Thursday, May 18, 2017

Stellar Populations on Wolynski-Taylor Diagram, Stellar Metamorphosis

Just click on the graph to make it bigger. It is outlined the populations of stars according to their physical properties/stages of evolution. This is a huge correction as opposed to the incomplete and haphazard classification imposed by Baade in the 20th century, based on their locations.

It is not good to classify stars based on their locations in a galaxy. They needed to be classified by their physical properties and stages of evolution. Now we can do this because we have the data and observations to support it, which was never been made available in Baade's time. So to be fair, Baade simply did not know how star's evolved, he didn't know what they looked like, or how many were out there. He probably would have made something like this if he had the technology, but he didn't.

Magnetosphere Evolution During Stellar Evolution, Stellar Metamorphosis

Stellar Metamorphosis Meme Video #4

Wednesday, May 10, 2017

Space's Deepest Secrets on Science Channel vs. Stellar Metamorphosis

Last night I watched a show on Science Channel concerning the topic of Jupiter. I usually do not watch shows on Science Channel, because they tend to just gloss over issues and argue from authority for the ideas ALL the time, but one thing caught my attention. They had mentioned in one of the ads how they thought Jupiter was the Sun's secret twin. Now, in the development of this theory it is very clear Jupiter is an intermediate aged star, so that was interesting to note.

They also mentioned that Jupiter was more similar to a star than a planet. This was also very strange to me. I have never heard that mentioned on one of these programs before. They usually just repeat the dogma over and over about how they think it formed from some strange disk from the left over remains of the Sun's formation (which they did). The fact that they added that point in there, that Jupiter was more similar to a star made me really think about what's going on in academia. That's why I tuned in and began paying attention. Turns out that was the furthest extent of their program with regards to actual statements. The computer graphics told a different story.

They had the Sun as shining as a giant ball of yellow light, and had a quick clip which had another companion to the Sun as a smaller red ball of light (signifying a red dwarf). It was really strange. On one hand they constantly referred to Jupiter as a planet, then stated that it more resembled a star because of the size, huge magnetic field, radio emissions, and huge amounts of hydrogen. Then they showed a CGI clip of two objects orbiting each other that clearly insinuates that the Sun and Jupiter were a hotter yellow star/red dwarf pair at one point. This is perfectly reasonable in stellar metamorphosis theory. As it would explain why Io, the closest object to Jupiter, has such a tortured surface that has yet to settle out and cool. It was orbiting Jupiter when it was also a red dwarf, but Jupiter has cooled down enough to have stopped ripping away at Io.

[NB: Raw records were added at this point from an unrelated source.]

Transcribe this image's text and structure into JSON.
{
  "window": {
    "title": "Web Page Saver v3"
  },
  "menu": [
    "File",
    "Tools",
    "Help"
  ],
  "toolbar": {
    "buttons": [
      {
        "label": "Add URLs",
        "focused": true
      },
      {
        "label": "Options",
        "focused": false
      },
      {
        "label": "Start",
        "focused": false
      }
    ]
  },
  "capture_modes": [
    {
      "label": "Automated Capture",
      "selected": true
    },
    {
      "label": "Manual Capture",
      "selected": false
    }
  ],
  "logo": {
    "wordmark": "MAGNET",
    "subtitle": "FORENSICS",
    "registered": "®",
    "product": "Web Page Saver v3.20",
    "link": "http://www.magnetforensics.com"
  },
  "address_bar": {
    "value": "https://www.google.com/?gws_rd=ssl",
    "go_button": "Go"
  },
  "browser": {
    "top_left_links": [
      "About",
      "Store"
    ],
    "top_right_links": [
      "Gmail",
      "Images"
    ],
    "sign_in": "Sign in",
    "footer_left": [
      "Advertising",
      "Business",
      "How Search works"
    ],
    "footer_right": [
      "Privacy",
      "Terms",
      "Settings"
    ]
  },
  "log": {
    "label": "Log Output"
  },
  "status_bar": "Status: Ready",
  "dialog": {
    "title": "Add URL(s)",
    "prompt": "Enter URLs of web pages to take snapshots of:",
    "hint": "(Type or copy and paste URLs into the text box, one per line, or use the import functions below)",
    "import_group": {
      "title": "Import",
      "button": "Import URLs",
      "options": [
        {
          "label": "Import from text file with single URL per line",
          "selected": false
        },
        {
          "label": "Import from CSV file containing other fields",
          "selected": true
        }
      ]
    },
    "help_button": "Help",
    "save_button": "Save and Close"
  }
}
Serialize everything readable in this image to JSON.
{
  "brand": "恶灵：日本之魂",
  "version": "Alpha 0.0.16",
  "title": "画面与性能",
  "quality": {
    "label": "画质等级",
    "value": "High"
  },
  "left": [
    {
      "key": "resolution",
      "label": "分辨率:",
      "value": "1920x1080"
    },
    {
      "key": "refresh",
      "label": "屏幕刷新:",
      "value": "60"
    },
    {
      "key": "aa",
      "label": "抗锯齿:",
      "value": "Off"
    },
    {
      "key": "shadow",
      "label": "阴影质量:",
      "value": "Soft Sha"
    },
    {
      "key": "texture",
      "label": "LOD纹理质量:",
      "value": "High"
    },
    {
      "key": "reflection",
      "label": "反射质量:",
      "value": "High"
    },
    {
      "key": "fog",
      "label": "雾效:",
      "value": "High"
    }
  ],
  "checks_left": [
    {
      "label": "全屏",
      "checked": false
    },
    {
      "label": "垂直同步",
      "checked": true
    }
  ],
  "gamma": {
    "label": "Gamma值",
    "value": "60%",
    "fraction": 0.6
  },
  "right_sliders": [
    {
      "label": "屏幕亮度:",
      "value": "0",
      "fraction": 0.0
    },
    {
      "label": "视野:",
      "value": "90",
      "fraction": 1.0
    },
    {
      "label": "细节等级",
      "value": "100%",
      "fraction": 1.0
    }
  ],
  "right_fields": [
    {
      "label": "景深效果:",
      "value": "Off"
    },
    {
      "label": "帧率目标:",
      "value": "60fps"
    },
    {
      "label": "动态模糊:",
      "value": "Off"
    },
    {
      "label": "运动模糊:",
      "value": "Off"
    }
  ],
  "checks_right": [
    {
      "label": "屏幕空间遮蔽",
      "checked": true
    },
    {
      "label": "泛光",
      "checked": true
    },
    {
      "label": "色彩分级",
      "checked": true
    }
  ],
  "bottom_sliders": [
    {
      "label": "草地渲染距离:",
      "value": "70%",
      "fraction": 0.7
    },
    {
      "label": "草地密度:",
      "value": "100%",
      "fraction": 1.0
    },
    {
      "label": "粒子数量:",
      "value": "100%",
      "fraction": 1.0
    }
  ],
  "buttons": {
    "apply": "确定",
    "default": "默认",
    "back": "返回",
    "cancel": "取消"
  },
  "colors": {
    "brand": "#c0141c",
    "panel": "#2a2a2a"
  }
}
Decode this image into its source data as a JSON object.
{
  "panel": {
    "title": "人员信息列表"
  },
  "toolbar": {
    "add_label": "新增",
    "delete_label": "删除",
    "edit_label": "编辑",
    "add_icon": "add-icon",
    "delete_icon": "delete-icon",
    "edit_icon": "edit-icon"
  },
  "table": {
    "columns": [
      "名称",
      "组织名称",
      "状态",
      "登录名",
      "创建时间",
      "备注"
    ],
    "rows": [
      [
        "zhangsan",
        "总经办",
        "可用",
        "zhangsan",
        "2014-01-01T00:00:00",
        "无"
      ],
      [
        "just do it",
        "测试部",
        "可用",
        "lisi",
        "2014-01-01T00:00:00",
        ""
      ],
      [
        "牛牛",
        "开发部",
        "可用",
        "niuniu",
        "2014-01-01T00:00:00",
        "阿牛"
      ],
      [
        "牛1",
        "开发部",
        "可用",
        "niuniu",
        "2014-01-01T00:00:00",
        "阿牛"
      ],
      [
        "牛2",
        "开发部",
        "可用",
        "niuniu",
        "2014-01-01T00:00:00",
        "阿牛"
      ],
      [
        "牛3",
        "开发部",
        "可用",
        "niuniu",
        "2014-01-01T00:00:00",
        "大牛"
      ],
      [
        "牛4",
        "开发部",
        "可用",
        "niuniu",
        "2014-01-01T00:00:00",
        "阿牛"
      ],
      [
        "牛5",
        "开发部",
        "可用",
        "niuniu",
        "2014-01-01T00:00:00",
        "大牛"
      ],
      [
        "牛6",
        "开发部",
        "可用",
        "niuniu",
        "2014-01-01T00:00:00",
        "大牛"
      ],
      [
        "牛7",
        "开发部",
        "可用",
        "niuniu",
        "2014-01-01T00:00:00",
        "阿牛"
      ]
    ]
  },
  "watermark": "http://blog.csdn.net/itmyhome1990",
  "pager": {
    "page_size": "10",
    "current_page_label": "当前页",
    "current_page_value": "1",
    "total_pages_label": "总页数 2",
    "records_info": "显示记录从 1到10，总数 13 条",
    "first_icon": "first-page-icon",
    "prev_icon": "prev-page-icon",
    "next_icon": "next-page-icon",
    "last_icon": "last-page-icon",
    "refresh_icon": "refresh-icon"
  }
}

My guess is that Io was much larger when it started orbiting Jupiter and it had its thick atmosphere ripped away as Jupiter was in red dwarf stages, so it did not have enough time to layer more volatile materials and form an atmosphere suitable for life, with water oceans. It has a more tortured past than Earth. Now all of this has to keep in line with stellar metamorphosis, the purity and size of the iron core will tell a lot of information on Io. If it is mixed in with sulfides, or if it is even present at all will give us huge amounts of information concerning its past history. It is like a geology that actually goes into the object, not like the geology of our times which is only concerned with the surface features (material at most 100 miles beneath the surface).

The star is a 3D structure though, I hope geologists can move on past their surface feature only mentality to see the big picture. That being said... I did not see any chemists on the program either. Interesting to see.